ABOUT THIS EXERCISE -
Match the string "battery" against each line below, and copy every line that matches.

SOURCE INFORMATION -
= = = = = = =

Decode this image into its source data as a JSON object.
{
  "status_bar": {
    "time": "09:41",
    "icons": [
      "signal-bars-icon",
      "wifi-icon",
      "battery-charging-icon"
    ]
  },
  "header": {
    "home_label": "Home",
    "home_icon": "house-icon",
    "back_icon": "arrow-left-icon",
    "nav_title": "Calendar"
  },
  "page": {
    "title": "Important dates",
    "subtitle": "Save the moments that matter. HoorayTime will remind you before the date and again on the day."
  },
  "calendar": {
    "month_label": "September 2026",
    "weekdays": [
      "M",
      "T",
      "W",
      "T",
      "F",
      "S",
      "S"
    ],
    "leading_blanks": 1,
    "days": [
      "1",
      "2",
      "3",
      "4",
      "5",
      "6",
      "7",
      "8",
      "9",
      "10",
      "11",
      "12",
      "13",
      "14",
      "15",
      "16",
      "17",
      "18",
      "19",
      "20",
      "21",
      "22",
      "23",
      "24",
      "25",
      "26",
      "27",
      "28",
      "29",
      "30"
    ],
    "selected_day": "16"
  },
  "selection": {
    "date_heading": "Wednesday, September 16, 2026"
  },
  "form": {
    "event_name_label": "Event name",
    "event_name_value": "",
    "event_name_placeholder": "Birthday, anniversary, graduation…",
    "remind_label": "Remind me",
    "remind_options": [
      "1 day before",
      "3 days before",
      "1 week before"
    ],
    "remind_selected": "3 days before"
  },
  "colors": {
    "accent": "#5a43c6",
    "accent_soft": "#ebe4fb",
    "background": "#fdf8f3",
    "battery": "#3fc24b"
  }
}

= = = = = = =

ANSWER BOX -
      "battery-charging-icon"
    "battery": "#3fc24b"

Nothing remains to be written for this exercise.